The symbolism grew to include people who feel marginalized from the Jewish community: the widow, the orphan, women’s issues in general, but solidarity with the gay and lesbian Jewish community was at the core. It wasn’t a navel orange; it had to have seeds to symbolize rebirth, renewal. And spitting out the seeds reminds us to spit out the hatred and ostracization of homosexuals in our community, and others who feel prejudice’s sting. The orange is segmented, not fragmented. Our community has discrete segments, but they form a whole. The symbolism of the orange may have expanded, but its origins are clearly from a desire to liberate an entire segment of our community from their painful mitzrayim-narrow place.
Passover is a holiday of liberation, and in thanking God for our own national liberation, we must also take notice of those around us who are not free, but still in chains either seen or felt. There are so many Haggadot on the market today. Each has a different perspective, perhaps, but each tells the same story. There was a people enslaved by others, and they were freed with God’s outstretched arm. But God didn’t act alone. God needed human partners to make the liberation a reality. Who are we reaching out to today? Who needs that outstretched arm and open hand? And what new symbols or rituals can you bring into your Seder to deepen the meaning of this most fundamental gathering?
There are many beautiful colors in our community, and the orange reminds us to keep our hearts and hands open. And for this year, may you reach out to someone new, may you sit at a full table, may your songs and your wine be sweet, and may your Passover be filled with love and joy. Chag kasher v’sameach.
Anita Silvert is a freelance teacher and writer, living in Northbrook. You can read more of her weekly Torah musings on her blog, Jewish Gems, http://www.anitasilvert.wordpress.com.
An Orange on the Seder Plate
A modern-day custom in support of including marginalized Jews in mainstream Jewish life
By Tamara Cohen

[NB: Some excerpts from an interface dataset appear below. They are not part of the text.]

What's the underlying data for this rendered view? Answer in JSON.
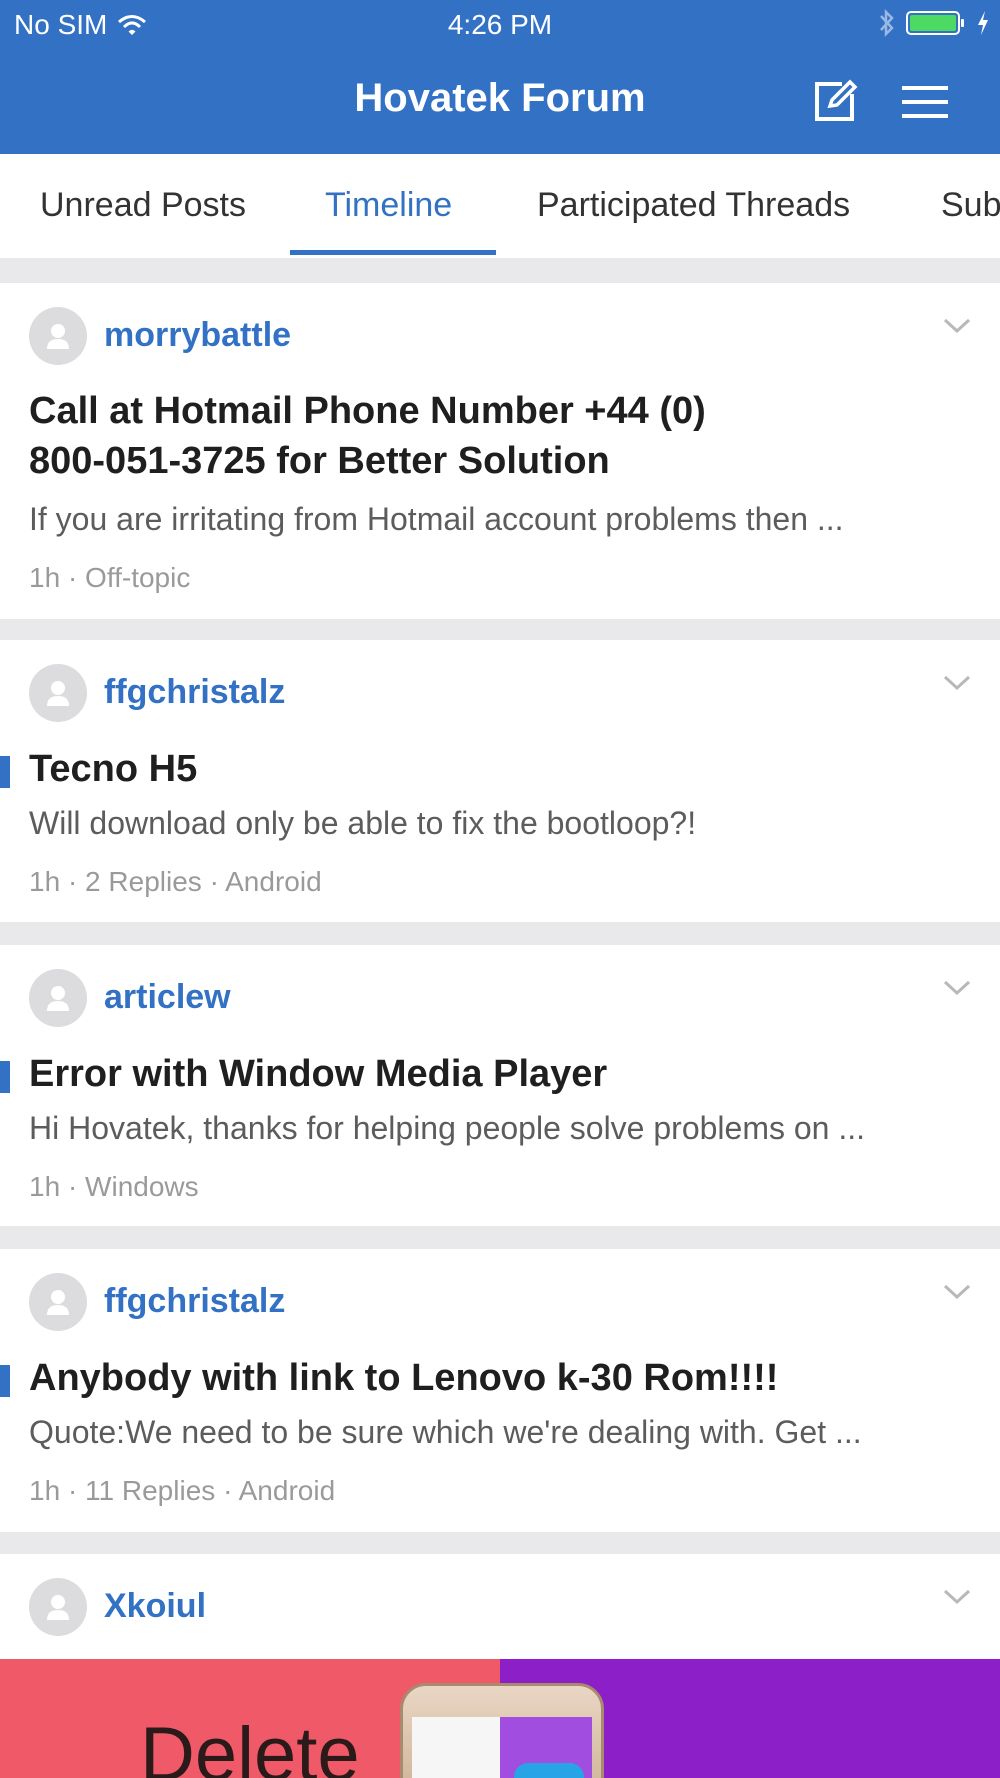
{
  "status_bar": {
    "carrier": "No SIM",
    "time": "4:26 PM",
    "battery_color": "#4cd964"
  },
  "nav": {
    "title": "Hovatek Forum",
    "icons": [
      "compose-icon",
      "hamburger-menu-icon"
    ]
  },
  "tabs": [
    {
      "label": "Unread Posts"
    },
    {
      "label": "Timeline",
      "active": true
    },
    {
      "label": "Participated Threads"
    },
    {
      "label": "Sub"
    }
  ],
  "posts": [
    {
      "author": "morrybattle",
      "title_line1": "Call at Hotmail Phone Number +44 (0)",
      "title_line2": "800-051-3725 for Better Solution",
      "excerpt": "If you are irritating from Hotmail account problems then ...",
      "time": "1h",
      "replies": "",
      "forum": "Off-topic",
      "unread": false
    },
    {
      "author": "ffgchristalz",
      "title_line1": "Tecno H5",
      "title_line2": "",
      "excerpt": "Will download only be able to fix the bootloop?!",
      "time": "1h",
      "replies": "2 Replies",
      "forum": "Android",
      "unread": true
    },
    {
      "author": "articlew",
      "title_line1": "Error with Window Media Player",
      "title_line2": "",
      "excerpt": "Hi Hovatek, thanks for helping people solve problems on ...",
      "time": "1h",
      "replies": "",
      "forum": "Windows",
      "unread": true
    },
    {
      "author": "ffgchristalz",
      "title_line1": "Anybody with link to Lenovo k-30 Rom!!!!",
      "title_line2": "",
      "excerpt": "Quote:We need to be sure which we're dealing with. Get ...",
      "time": "1h",
      "replies": "11 Replies",
      "forum": "Android",
      "unread": true
    },
    {
      "author": "Xkoiul"
    }
  ],
  "ad": {
    "text": "Delete"
  },
  "colors": {
    "brand_blue": "#3271c4",
    "separator": "#e9e9eb"
  }
}
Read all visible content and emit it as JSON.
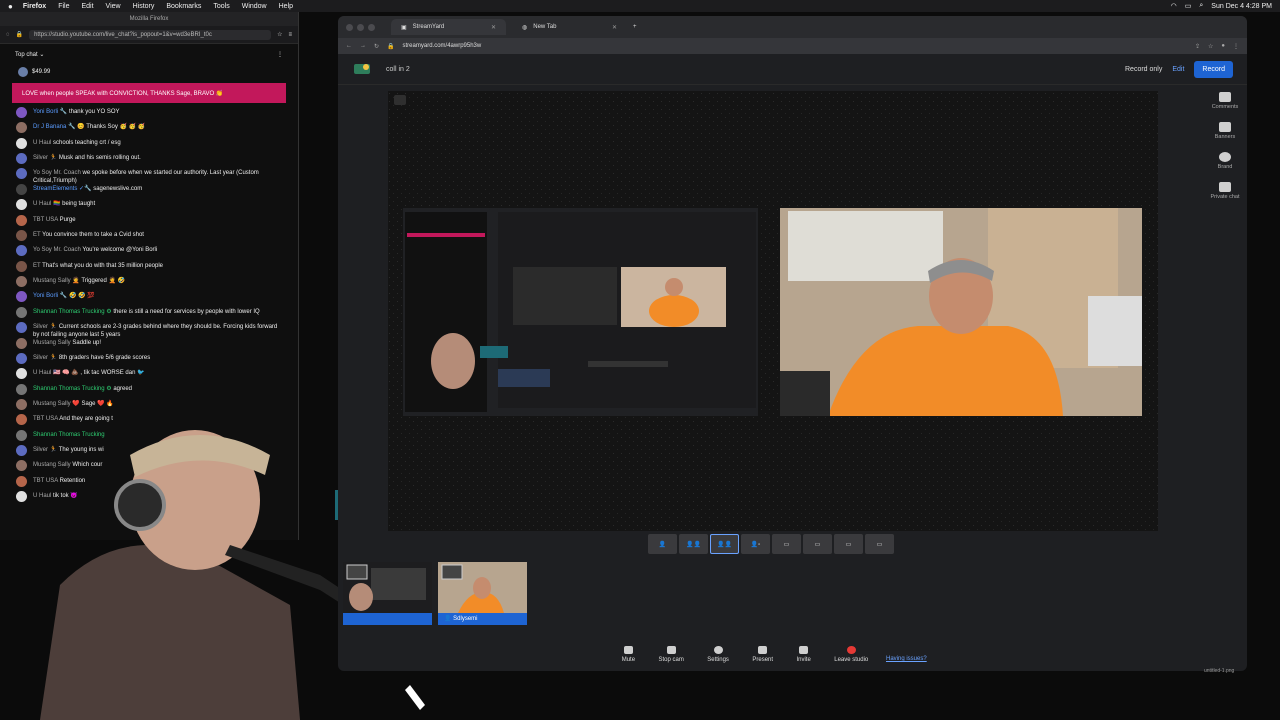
{
  "menubar": {
    "app": "Firefox",
    "items": [
      "File",
      "Edit",
      "View",
      "History",
      "Bookmarks",
      "Tools",
      "Window",
      "Help"
    ],
    "clock": "Sun Dec 4  4:28 PM"
  },
  "chat_window": {
    "window_title": "Mozilla Firefox",
    "url": "https://studio.youtube.com/live_chat?is_popout=1&v=wd3eBRI_t0c",
    "top_chat_label": "Top chat",
    "supers": [
      {
        "amount": "$49.99"
      }
    ],
    "banner_text": "LOVE when people SPEAK with CONVICTION, THANKS Sage, BRAVO 👏",
    "messages": [
      {
        "author": "Yoni Borli 🔧",
        "text": "thank you YO SOY",
        "style": "blue",
        "av": "#7e57c2"
      },
      {
        "author": "Dr J Banana 🔧 😊",
        "text": "Thanks Soy 🥳 🥳 🥳",
        "style": "blue",
        "av": "#8d6e63"
      },
      {
        "author": "U Haul",
        "text": "schools teaching crt / esg",
        "style": "",
        "av": "#e0e0e0"
      },
      {
        "author": "Silver 🏃",
        "text": "Musk and his semis rolling out.",
        "style": "",
        "av": "#5c6bc0"
      },
      {
        "author": "Yo Soy Mr. Coach",
        "text": "we spoke before when we started our authority. Last year (Custom Critical,Triumph)",
        "style": "",
        "av": "#5c6bc0"
      },
      {
        "author": "StreamElements ✓🔧",
        "text": "sagenewslive.com",
        "style": "blue",
        "av": "#444"
      },
      {
        "author": "U Haul",
        "text": "🏳️‍🌈 being taught",
        "style": "",
        "av": "#e0e0e0"
      },
      {
        "author": "TBT USA",
        "text": "Purge",
        "style": "",
        "av": "#b5654a"
      },
      {
        "author": "ET",
        "text": "You convince them to take a Cvid shot",
        "style": "",
        "av": "#795548"
      },
      {
        "author": "Yo Soy Mr. Coach",
        "text": "You're welcome @Yoni Borli",
        "style": "",
        "av": "#5c6bc0"
      },
      {
        "author": "ET",
        "text": "That's what you do with that 35 million people",
        "style": "",
        "av": "#795548"
      },
      {
        "author": "Mustang Sally",
        "text": "🤦 Triggered 🤦 🤣",
        "style": "",
        "av": "#8d6e63"
      },
      {
        "author": "Yoni Borli 🔧",
        "text": "🤣 🤣 💯",
        "style": "blue",
        "av": "#7e57c2"
      },
      {
        "author": "Shannan Thomas Trucking ⚙",
        "text": "there is still a need for services by people with lower IQ",
        "style": "green",
        "av": "#757575"
      },
      {
        "author": "Silver 🏃",
        "text": "Current schools are 2-3 grades behind where they should be. Forcing kids forward by not failing anyone last 5 years",
        "style": "",
        "av": "#5c6bc0"
      },
      {
        "author": "Mustang Sally",
        "text": "Saddle up!",
        "style": "",
        "av": "#8d6e63"
      },
      {
        "author": "Silver 🏃",
        "text": "8th graders have 5/6 grade scores",
        "style": "",
        "av": "#5c6bc0"
      },
      {
        "author": "U Haul",
        "text": "🇺🇸 🧠 💩 , tik tac WORSE dan 🐦",
        "style": "",
        "av": "#e0e0e0"
      },
      {
        "author": "Shannan Thomas Trucking ⚙",
        "text": "agreed",
        "style": "green",
        "av": "#757575"
      },
      {
        "author": "Mustang Sally",
        "text": "❤️ Sage ❤️ 🔥",
        "style": "",
        "av": "#8d6e63"
      },
      {
        "author": "TBT USA",
        "text": "And they are going t",
        "style": "",
        "av": "#b5654a"
      },
      {
        "author": "Shannan Thomas Trucking",
        "text": "",
        "style": "green",
        "av": "#757575"
      },
      {
        "author": "Silver 🏃",
        "text": "The young ins wi",
        "style": "",
        "av": "#5c6bc0"
      },
      {
        "author": "Mustang Sally",
        "text": "Which cour",
        "style": "",
        "av": "#8d6e63"
      },
      {
        "author": "TBT USA",
        "text": "Retention",
        "style": "",
        "av": "#b5654a"
      },
      {
        "author": "U Haul",
        "text": "tik tok 😈",
        "style": "",
        "av": "#e0e0e0"
      }
    ]
  },
  "browser": {
    "tabs": [
      {
        "label": "StreamYard",
        "active": true
      },
      {
        "label": "New Tab",
        "active": false
      }
    ],
    "url": "streamyard.com/4awrp95h3w",
    "header": {
      "broadcast_title": "coll in 2",
      "record_only_label": "Record only",
      "edit_label": "Edit",
      "record_button": "Record"
    },
    "sidebar": [
      {
        "label": "Comments"
      },
      {
        "label": "Banners"
      },
      {
        "label": "Brand"
      },
      {
        "label": "Private chat"
      }
    ],
    "participants": [
      {
        "name": ""
      },
      {
        "name": "Sdlysemi"
      }
    ],
    "controls": [
      {
        "label": "Mute"
      },
      {
        "label": "Stop cam"
      },
      {
        "label": "Settings"
      },
      {
        "label": "Present"
      },
      {
        "label": "Invite"
      },
      {
        "label": "Leave studio"
      }
    ],
    "issues_link": "Having issues?"
  },
  "desktop_label": "untitled-1.png"
}
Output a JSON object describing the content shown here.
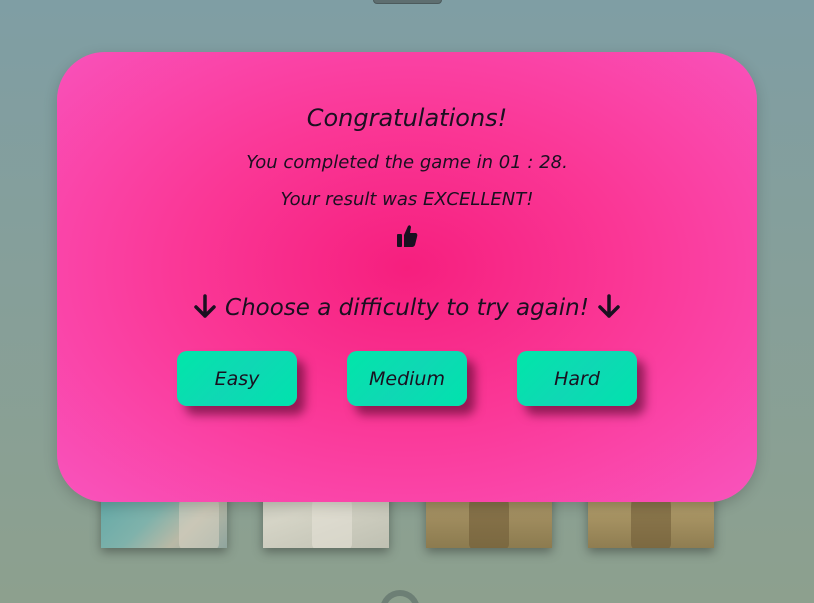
{
  "modal": {
    "title": "Congratulations!",
    "completed_text": "You completed the game in 01 : 28.",
    "result_text": "Your result was EXCELLENT!",
    "result_icon": "thumbs-up-icon",
    "prompt_text": "Choose a difficulty to try again!",
    "prompt_icon": "arrow-down-icon"
  },
  "difficulty_buttons": [
    {
      "label": "Easy"
    },
    {
      "label": "Medium"
    },
    {
      "label": "Hard"
    }
  ],
  "background_cards": [
    {
      "icon": "animal-photo-card"
    },
    {
      "icon": "animal-photo-card"
    },
    {
      "icon": "tiger-photo-card"
    },
    {
      "icon": "tiger-photo-card"
    }
  ],
  "colors": {
    "modal_center": "#f61f7e",
    "modal_edge": "#f954bd",
    "button": "#00e3ad",
    "backdrop": "#7f9ea4",
    "text": "#1a1020"
  }
}
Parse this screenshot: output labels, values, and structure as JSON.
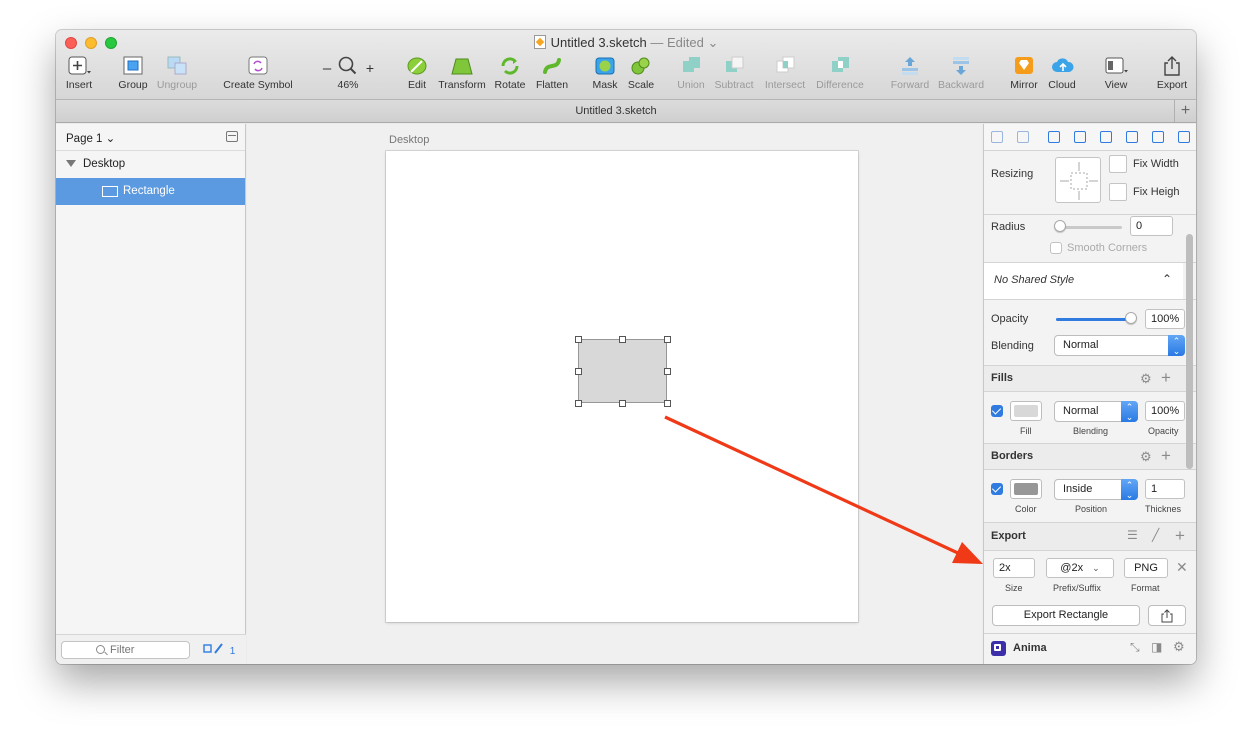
{
  "window": {
    "title": "Untitled 3.sketch",
    "title_status": "— Edited ⌄"
  },
  "toolbar": {
    "insert": "Insert",
    "group": "Group",
    "ungroup": "Ungroup",
    "create_symbol": "Create Symbol",
    "zoom_minus": "–",
    "zoom_plus": "+",
    "zoom_level": "46%",
    "edit": "Edit",
    "transform": "Transform",
    "rotate": "Rotate",
    "flatten": "Flatten",
    "mask": "Mask",
    "scale": "Scale",
    "union": "Union",
    "subtract": "Subtract",
    "intersect": "Intersect",
    "difference": "Difference",
    "forward": "Forward",
    "backward": "Backward",
    "mirror": "Mirror",
    "cloud": "Cloud",
    "view": "View",
    "export": "Export"
  },
  "tabbar": {
    "title": "Untitled 3.sketch",
    "add": "+"
  },
  "sidebar": {
    "page_selector": "Page 1 ⌄",
    "layers": [
      {
        "label": "Desktop",
        "type": "artboard"
      },
      {
        "label": "Rectangle",
        "type": "rectangle",
        "selected": true
      }
    ],
    "filter_placeholder": "Filter",
    "filter_count": "1"
  },
  "canvas": {
    "artboard_label": "Desktop"
  },
  "inspector": {
    "resizing_label": "Resizing",
    "fix_width": "Fix Width",
    "fix_height": "Fix Heigh",
    "radius_label": "Radius",
    "radius_value": "0",
    "smooth_corners": "Smooth Corners",
    "shared_style": "No Shared Style",
    "opacity_label": "Opacity",
    "opacity_value": "100%",
    "opacity_fraction": 1.0,
    "blending_label": "Blending",
    "blending_value": "Normal",
    "fills": {
      "title": "Fills",
      "blending": "Normal",
      "opacity": "100%",
      "fill_caption": "Fill",
      "blending_caption": "Blending",
      "opacity_caption": "Opacity",
      "color": "#d8d8d8"
    },
    "borders": {
      "title": "Borders",
      "position": "Inside",
      "thickness": "1",
      "color_caption": "Color",
      "position_caption": "Position",
      "thickness_caption": "Thicknes",
      "color": "#979797"
    },
    "export": {
      "title": "Export",
      "size": "2x",
      "suffix": "@2x",
      "format": "PNG",
      "size_caption": "Size",
      "suffix_caption": "Prefix/Suffix",
      "format_caption": "Format",
      "export_button": "Export Rectangle"
    },
    "plugin": {
      "name": "Anima"
    }
  },
  "colors": {
    "accent": "#2f7be0",
    "selection": "#5b9ae0",
    "annotation_arrow": "#f03a17"
  }
}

In the early 1980s, while speaking at Oberlin College Hillel [the campus Jewish organization], Susannah Heschel, a well-known Jewish feminist scholar, was introduced to an early feminist Haggadah that suggested adding a crust of bread on the seder plate, as a sign of solidarity with Jewish lesbians (which was intended to convey the idea that there’s as much room for a lesbian in Judaism as there is for a crust of bread on the seder plate).
Heschel felt that to put bread on the seder plate would be to accept that Jewish lesbians and gay men violate Judaism like hametz [leavened food] violates Passover.
So at her next seder, she chose an orange as a symbol of inclusion of gays and lesbians and others who are marginalized within the Jewish community. She offered the orange as a symbol of the fruitfulness for all Jews when lesbians and gay men are contributing and active members of Jewish life.
In addition, each orange segment had a few seeds that had to be spit out–a gesture of spitting out, repudiating the homophobia of Judaism. While lecturing, Heschel often mentioned her custom as one of many feminist rituals that have been developed in the last 20 years. She writes, “Somehow, though, the typical patriarchal maneuver occurred: My idea of an orange and my intention of affirming lesbians and gay men were transformed. Now the story circulates that a man said to me that a woman belongs on the bimah [podium of a synagogue] as an orange on the seder plate. A woman’s words are attributed to a man, and the affirmation of lesbians and gay men is erased. Isn’t that precisely what’s happened over the centuries to women’s ideas?”
Tamara Cohen is a Jewish feminist writer and educator currently living with her partner in Gainesville, Florida. She is the spiritual leader of a community in Litchfield County, CT and is on the board of Brit Tzedek V’Shalom: The Jewish Alliance for Justice and Peace.